I have taken this from a forum post and copied it out in full, not that I trying to steal IPR just that I don’t know how long those thing stay up there and I think it should be preserved.
A really touching piece actually and something you should read to know there are people that feel the same as you, with the same fears and apprehensions, particularly if you are daunted by the what may lie ahead. It concerns a woman coming to terms with the loss of her partner and describes the mixture of physical sensation and spiritual feeling as she plans to scatter her partners ashes. A few points she makes are well worth drawing out. The fact that she wants to know what to expect before the scattering. I knew I needed to see and touch his ashes privately before I would be able to see and touch them publicly. She goes on to describe the physical touch and smell of the ashes. And that it took some of the fear away: Touching his ashes was sobering, but not devastating.

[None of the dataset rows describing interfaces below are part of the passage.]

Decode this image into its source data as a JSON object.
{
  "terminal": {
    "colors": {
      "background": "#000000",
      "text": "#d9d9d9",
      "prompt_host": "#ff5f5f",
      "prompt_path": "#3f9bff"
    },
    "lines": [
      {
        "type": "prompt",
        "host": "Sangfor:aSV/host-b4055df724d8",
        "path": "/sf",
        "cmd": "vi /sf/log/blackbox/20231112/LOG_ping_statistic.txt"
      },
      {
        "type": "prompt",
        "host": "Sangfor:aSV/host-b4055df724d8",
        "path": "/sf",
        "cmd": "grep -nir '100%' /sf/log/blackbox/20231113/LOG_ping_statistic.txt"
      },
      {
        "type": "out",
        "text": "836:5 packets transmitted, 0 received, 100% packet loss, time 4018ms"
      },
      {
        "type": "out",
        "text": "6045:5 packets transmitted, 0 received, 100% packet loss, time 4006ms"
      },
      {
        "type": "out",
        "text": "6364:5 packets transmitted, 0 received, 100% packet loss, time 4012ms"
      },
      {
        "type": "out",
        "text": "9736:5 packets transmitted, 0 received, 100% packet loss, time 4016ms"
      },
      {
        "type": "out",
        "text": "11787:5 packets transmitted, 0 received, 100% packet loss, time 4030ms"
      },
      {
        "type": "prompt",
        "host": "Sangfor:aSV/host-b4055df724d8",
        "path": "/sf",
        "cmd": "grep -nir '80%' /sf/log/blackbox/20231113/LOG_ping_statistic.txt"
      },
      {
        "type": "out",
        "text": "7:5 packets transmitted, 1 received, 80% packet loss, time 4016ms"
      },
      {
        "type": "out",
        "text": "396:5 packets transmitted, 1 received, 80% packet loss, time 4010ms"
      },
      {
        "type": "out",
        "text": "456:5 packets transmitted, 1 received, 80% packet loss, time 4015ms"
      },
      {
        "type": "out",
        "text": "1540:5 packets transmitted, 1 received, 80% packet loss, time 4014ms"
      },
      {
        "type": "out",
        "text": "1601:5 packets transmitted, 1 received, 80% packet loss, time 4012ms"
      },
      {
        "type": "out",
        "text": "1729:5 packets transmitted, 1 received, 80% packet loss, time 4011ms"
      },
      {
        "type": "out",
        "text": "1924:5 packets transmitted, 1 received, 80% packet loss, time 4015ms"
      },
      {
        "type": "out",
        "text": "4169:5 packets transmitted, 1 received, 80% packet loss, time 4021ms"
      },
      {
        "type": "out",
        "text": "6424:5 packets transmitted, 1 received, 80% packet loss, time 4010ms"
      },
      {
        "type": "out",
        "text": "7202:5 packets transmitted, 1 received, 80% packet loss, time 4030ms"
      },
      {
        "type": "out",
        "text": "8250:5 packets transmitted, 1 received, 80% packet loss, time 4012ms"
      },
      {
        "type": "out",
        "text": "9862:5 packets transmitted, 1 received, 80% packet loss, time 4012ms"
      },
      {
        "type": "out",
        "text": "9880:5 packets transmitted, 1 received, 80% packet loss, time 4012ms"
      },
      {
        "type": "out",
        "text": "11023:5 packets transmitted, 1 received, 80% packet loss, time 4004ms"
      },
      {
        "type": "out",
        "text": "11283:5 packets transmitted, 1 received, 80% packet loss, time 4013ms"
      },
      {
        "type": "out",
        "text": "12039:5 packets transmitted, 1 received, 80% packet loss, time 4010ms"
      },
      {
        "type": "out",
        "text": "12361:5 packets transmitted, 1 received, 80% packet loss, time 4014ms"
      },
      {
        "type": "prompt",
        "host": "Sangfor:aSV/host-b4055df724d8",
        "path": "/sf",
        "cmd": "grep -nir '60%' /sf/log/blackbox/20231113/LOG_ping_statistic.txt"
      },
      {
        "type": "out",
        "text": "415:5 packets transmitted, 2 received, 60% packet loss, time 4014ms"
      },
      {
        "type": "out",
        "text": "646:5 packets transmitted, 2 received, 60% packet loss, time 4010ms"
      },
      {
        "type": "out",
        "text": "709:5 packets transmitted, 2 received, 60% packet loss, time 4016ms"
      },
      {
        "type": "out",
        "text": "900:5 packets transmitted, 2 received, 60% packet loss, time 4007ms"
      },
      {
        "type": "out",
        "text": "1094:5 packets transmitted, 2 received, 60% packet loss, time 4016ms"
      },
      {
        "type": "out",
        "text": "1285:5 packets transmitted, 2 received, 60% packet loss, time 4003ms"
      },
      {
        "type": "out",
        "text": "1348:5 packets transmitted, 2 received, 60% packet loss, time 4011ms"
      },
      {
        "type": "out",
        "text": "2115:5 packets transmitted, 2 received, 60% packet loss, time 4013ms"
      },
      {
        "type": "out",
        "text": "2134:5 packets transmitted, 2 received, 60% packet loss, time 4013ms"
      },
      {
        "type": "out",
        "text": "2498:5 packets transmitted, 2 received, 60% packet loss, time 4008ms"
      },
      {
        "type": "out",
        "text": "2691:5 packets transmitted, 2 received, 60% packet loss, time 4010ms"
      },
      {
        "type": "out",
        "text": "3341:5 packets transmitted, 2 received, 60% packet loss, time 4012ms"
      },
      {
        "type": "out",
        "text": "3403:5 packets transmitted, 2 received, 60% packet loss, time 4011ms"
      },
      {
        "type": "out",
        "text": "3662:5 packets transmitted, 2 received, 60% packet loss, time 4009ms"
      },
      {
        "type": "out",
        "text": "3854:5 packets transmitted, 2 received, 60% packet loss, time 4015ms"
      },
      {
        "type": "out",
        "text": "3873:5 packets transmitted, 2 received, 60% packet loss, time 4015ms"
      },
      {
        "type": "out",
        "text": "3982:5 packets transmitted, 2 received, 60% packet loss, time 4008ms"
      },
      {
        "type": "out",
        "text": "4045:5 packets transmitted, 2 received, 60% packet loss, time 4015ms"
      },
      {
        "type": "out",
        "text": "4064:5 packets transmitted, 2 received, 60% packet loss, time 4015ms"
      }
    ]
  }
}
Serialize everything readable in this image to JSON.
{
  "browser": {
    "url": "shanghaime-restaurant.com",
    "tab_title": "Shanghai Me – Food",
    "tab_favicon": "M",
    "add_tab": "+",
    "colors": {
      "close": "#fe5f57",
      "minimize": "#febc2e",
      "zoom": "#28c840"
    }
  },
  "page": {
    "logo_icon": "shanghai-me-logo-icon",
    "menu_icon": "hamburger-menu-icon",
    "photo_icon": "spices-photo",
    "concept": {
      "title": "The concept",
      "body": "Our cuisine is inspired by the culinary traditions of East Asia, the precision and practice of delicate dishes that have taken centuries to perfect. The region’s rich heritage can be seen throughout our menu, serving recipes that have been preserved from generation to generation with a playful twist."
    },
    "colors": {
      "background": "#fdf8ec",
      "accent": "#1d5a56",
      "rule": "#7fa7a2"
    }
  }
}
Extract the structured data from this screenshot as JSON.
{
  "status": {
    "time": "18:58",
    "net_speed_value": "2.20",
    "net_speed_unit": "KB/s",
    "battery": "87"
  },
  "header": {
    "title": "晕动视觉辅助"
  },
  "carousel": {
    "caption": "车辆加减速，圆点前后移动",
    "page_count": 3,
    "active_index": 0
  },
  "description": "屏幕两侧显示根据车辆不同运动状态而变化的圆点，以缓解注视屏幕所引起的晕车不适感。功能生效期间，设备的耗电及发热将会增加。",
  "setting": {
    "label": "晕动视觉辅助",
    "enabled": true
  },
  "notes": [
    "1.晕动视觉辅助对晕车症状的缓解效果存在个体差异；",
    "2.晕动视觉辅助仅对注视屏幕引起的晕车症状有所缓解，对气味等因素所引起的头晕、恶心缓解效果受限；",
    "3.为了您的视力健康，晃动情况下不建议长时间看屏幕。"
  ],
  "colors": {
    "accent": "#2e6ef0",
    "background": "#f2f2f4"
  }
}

Anyway, less of my waffling here it is and thank you Rhiannon for sharing it with us…
I had not opened the urn in the eight months since he died. I couldn’t face the stark reality of his beloved body’s reduction to a few pounds of powdered carbon. Somehow, I convinced myself last night when I couldn’t sleep that maybe I was ready to take that step. For one thing, I have been making plans for a scattering ceremony in August; I knew I needed to see and touch his ashes privately before I would be able to see and touch them publicly. I broke down last August when the funeral director handed the box to me. The realization that George’s entire physical being now fit into a 6” x 6” x 6” cube almost knocked me off my feet. I had to sit down fast to keep from falling. When I carried the box home and placed it safely on the mantel, I couldn’t imagine how I would ever be able to open and examine the contents.
And now I have seen and touched and smelled George’s cremains, and I got through it–although my tears fell like rain drops into the open plastic bag. I had read that human ashes are heavy, like course sand. His ashes were heavy, and gray/white. I picked some up and let it run through my fingers. I imagined his spirit talking me through this experience, reminding me that even in this radically changed form, his body still was beloved to me. I felt myself caressing his ashes with my fingers–and picking up small pieces of bone that had escaped the fire. I remember thinking: “George was larger than life. How is it possible that I am holding his ashes and fragments of his bones in my hand?” Even as I cried, I marveled at the strangeness.
I leaned down and smelled the not unpleasant scent of the ashes and felt a familiar wave of love and longing wash over me. I found that there was nothing scary or creepy or even devastating about seeing and touching George’s ashes. I have already been devastated by his loss from my life, and there is nothing worse that this or any other part of the process can do to me. Touching his ashes was sobering, but not devastating.
As I put the plastic bag back into the urn and tightened the screws that held the lid securely in place, I thanked my sweet George for loving me until he died (and beyond, if my prayers and wishes are true). In life, he was a lover of women, and gave his heart freely. I was not the first or only love that he had known in his life, but I was the last. His ashes are on my mantel, and mine alone. I will return them to our Mother Earth in August, but for now, they sit on my mantel. I no longer fear them. They are as beloved to me as every particle and every manifestation of him has ever been or will ever be. It is still him, even now.